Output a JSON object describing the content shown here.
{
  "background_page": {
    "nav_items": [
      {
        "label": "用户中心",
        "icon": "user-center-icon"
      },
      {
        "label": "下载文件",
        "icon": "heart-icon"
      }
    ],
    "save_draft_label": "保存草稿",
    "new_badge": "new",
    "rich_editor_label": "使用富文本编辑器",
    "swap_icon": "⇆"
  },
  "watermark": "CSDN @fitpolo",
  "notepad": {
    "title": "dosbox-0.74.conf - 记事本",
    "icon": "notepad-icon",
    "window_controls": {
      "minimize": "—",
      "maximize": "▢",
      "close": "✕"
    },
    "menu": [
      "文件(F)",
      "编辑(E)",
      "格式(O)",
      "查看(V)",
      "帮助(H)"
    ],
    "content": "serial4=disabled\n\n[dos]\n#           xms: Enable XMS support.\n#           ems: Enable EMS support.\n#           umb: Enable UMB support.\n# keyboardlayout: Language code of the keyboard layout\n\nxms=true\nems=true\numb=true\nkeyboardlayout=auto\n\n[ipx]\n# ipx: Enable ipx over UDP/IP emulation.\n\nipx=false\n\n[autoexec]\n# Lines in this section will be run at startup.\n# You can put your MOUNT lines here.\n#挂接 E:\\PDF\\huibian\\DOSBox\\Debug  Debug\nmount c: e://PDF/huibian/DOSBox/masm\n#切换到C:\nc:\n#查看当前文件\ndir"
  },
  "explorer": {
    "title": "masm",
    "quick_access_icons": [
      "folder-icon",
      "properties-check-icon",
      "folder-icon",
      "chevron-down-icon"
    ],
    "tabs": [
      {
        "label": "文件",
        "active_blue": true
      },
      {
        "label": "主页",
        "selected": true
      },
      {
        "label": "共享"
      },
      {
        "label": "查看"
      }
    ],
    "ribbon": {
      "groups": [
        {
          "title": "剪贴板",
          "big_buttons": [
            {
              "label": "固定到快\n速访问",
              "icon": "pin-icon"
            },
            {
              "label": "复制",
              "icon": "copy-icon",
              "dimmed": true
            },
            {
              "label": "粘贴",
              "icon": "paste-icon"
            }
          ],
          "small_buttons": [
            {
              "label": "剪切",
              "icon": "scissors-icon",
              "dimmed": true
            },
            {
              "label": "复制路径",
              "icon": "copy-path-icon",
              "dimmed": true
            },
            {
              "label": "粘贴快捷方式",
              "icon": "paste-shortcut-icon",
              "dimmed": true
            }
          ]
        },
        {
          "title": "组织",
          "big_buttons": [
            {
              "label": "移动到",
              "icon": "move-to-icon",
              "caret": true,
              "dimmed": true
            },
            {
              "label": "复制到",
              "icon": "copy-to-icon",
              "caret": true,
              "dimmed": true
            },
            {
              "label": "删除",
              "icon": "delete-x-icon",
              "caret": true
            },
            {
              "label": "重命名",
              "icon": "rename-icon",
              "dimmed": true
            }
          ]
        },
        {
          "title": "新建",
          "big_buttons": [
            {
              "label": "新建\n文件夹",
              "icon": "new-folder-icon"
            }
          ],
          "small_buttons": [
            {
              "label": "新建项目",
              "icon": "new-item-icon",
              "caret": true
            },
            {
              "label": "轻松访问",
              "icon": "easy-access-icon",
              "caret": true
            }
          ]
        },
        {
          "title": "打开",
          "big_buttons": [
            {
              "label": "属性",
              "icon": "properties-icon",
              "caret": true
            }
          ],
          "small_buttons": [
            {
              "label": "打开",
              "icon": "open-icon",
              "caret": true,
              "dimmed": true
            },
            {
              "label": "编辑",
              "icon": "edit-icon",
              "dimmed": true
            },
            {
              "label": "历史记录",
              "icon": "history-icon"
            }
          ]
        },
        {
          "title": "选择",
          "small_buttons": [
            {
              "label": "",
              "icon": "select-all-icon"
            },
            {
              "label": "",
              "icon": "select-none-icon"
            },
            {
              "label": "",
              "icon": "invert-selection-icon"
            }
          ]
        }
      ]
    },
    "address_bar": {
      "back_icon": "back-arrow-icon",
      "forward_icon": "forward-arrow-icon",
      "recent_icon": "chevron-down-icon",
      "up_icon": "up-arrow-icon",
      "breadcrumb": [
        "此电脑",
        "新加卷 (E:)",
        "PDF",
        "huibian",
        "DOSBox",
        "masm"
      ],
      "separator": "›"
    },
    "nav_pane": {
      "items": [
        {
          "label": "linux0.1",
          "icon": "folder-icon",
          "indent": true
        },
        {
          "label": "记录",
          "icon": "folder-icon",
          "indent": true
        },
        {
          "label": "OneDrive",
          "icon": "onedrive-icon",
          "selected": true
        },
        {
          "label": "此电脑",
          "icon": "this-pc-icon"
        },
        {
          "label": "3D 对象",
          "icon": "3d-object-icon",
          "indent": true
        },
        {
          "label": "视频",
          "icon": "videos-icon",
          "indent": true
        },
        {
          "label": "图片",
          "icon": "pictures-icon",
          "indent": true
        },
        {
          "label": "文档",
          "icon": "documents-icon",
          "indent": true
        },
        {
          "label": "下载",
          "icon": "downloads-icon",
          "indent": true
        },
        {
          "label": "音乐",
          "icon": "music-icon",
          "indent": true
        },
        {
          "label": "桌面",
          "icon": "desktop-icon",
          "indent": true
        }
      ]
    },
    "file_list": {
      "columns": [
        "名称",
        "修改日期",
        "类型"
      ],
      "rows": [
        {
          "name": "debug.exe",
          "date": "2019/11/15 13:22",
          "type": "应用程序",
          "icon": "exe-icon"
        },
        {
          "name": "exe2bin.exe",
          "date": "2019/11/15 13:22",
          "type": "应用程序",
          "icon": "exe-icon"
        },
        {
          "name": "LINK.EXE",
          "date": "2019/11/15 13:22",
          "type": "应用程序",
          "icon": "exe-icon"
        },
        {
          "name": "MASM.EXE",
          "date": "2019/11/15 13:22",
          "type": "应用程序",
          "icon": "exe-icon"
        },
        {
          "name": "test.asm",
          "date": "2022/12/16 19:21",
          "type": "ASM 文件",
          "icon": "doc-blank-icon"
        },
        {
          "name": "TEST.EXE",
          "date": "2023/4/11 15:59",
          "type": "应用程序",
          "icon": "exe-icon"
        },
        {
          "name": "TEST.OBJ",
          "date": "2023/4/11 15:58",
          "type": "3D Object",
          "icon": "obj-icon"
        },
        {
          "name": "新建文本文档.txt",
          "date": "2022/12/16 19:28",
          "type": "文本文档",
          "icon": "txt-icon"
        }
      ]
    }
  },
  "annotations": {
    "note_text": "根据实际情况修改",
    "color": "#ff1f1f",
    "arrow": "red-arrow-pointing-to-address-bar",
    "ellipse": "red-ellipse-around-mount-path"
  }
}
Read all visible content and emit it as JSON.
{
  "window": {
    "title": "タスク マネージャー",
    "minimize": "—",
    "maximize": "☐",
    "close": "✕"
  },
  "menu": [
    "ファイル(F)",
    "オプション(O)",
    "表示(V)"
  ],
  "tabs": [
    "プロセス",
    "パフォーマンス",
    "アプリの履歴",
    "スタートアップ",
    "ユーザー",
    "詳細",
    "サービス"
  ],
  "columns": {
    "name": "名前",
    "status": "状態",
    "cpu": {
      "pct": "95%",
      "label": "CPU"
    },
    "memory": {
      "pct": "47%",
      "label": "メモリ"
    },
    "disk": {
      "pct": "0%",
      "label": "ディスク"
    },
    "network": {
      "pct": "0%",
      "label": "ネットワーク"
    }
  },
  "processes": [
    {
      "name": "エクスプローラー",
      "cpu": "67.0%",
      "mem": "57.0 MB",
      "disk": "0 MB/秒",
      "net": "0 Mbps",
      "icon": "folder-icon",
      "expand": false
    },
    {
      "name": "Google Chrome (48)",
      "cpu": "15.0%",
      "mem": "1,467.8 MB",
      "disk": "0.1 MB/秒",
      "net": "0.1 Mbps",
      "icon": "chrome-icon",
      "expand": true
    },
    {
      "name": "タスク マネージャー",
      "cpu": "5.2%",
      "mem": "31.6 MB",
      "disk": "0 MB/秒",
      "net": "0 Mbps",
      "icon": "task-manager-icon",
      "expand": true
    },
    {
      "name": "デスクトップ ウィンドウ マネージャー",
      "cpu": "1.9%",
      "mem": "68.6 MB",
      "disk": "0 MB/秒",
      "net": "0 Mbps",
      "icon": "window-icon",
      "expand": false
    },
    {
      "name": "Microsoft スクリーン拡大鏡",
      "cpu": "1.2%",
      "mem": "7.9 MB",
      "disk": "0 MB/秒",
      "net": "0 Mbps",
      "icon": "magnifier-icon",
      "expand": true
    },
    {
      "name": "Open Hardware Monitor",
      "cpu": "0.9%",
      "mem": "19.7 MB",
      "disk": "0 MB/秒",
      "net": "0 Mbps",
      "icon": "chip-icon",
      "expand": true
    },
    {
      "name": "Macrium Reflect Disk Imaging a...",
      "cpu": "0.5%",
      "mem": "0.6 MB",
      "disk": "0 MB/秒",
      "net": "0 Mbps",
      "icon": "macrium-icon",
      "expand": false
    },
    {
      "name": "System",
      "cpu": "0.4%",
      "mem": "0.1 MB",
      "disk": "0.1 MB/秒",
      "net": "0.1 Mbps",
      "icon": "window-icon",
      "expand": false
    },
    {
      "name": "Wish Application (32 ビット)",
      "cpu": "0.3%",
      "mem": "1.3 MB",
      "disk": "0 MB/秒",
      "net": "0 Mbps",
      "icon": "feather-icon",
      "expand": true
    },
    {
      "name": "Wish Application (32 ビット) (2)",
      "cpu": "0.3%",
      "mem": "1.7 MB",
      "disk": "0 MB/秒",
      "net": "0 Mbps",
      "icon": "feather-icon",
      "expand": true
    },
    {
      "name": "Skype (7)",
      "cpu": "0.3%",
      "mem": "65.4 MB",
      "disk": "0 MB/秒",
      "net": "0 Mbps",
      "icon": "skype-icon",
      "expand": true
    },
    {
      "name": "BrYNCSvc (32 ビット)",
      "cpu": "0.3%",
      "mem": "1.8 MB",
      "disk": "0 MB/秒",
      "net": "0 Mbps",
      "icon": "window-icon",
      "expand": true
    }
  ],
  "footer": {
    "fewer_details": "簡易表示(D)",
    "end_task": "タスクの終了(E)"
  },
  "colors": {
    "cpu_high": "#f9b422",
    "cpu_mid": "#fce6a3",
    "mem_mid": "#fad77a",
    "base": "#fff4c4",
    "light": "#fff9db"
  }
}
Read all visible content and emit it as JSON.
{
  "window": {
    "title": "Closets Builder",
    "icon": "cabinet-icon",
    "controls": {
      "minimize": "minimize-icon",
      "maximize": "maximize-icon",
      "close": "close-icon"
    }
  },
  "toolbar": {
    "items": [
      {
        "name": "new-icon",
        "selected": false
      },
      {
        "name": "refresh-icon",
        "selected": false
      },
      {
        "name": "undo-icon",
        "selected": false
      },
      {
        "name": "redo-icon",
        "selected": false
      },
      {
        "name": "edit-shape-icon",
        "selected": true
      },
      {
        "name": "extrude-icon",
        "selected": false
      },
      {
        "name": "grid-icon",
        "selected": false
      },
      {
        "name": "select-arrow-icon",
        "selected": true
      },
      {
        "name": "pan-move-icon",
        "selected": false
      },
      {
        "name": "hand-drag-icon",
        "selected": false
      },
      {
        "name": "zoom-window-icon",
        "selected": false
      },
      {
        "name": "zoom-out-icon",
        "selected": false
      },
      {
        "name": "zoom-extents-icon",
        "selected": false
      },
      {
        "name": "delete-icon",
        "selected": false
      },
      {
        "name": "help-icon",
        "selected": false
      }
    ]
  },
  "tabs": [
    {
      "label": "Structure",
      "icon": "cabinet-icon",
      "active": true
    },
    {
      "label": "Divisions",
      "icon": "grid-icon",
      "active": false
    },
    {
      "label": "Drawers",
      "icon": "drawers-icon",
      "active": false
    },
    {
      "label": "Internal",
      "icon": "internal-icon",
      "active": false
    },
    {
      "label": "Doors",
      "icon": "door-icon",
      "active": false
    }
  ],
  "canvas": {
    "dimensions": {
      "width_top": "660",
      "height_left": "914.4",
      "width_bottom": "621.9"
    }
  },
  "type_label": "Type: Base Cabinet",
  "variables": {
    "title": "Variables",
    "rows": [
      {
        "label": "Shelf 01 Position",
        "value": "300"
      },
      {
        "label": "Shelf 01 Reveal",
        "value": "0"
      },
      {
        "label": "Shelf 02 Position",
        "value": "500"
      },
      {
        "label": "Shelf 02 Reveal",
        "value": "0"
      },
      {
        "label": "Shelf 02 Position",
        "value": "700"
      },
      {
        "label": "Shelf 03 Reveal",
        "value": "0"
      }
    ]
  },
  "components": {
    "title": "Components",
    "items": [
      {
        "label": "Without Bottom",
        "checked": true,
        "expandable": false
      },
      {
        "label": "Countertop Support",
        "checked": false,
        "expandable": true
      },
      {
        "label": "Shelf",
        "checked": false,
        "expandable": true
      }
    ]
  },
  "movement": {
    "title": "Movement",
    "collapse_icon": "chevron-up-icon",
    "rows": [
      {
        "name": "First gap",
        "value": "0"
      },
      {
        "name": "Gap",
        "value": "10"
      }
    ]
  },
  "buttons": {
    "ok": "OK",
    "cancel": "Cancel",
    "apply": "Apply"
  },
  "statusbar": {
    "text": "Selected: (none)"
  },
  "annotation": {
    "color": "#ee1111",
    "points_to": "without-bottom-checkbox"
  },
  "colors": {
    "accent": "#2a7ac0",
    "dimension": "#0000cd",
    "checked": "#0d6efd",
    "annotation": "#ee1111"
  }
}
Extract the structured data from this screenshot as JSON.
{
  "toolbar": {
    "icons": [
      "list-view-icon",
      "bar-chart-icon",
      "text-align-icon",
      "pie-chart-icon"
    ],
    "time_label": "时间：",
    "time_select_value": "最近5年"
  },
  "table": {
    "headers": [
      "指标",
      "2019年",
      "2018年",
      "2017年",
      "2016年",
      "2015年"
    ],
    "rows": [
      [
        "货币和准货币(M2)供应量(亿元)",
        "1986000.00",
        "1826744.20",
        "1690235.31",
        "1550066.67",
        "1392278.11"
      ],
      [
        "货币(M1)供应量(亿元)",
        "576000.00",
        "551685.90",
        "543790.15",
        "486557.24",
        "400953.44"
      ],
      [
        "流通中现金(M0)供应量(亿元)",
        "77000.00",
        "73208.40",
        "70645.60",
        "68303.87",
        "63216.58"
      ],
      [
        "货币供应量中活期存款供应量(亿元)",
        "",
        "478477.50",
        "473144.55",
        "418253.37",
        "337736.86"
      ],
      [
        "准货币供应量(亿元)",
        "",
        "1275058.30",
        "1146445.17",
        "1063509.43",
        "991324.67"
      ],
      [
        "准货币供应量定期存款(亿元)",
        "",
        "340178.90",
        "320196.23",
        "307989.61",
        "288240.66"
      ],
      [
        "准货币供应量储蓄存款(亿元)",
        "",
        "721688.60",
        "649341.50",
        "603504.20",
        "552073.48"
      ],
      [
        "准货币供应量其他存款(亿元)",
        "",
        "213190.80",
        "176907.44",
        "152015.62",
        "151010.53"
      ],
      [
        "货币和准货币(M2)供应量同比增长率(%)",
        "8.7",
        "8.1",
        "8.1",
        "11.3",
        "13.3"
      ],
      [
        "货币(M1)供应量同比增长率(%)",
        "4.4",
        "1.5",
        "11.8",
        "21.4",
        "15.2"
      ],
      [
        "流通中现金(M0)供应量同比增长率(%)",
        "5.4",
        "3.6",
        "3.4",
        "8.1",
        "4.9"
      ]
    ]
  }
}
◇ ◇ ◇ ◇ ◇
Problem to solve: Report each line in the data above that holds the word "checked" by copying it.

Solved exercise:
        "checked": true,
        "checked": false,
        "checked": false,
    "checked": "#0d6efd",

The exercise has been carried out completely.